One was a charming scene of a boy, Spot, and his buddy, the small Apatosaurus dinosaur Arlo chasing fireflies at night. It was full of glowing colors set against a dark blue sky. That was followed by a sentimental moment with both the boy and dinosaur remembering their lost parents. The dinosaur looks like it was designed as a plush toy so I suspect copies will be available in stores just in time for Christmas.
Special video editions of Toy Story are available at Amazon.
Pixar’s The Good Dinosaur opens in theaters everywhere Wednesday, November 25.
Karl Cohen has been teaching animation history at San Francisco State University since 1993, and has been writing about it since the late 1970s. A notable collector of animated films, he is the author of Forbidden Animation: Censored Cartoons and Blacklisted Animators in America.

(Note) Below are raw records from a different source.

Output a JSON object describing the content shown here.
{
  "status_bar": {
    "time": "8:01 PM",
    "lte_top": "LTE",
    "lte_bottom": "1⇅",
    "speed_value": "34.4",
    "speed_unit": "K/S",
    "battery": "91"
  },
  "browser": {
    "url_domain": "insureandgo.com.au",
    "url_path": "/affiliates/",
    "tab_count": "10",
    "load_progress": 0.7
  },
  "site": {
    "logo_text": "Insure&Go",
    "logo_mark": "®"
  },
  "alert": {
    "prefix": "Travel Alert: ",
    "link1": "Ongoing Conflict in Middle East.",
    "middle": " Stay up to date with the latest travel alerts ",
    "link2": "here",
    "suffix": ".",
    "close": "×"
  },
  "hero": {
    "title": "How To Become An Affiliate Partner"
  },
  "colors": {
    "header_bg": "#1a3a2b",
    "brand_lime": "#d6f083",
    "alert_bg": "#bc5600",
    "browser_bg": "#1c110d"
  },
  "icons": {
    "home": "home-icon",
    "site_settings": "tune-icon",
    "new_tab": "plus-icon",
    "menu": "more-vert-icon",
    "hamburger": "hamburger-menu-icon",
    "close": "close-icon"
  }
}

As the president of ASIFA/San Francisco, he edits and writes for the ASIFA/San Francisco newsletter, read by animation fans around the world. He is currently writing a book on animated propaganda and has written for EatDrinkFilms.com about Pixar, classic Disney animators Marc Davis and Charley Bowers.
San Francisco Film Society is among the lucky organizations to have Pamela Gentile taking photographs at their events. She started at the San Francisco International Film Festival in 1985 where she has photographed directors, actors and other film artists ranging from Akira Kurosawa, Angelica Huston, Clint Eastwood, Francis Ford Coppola, Agnes Varda, Robert Altman, Miranda July, and Spike Lee to Zooey Deschanel, Elijah Wood, Matthew Barney, Greta Gerwig, Guillermo Del Toro and Lily Tomlin.
For a selection of her work visit: PamelaGentile.com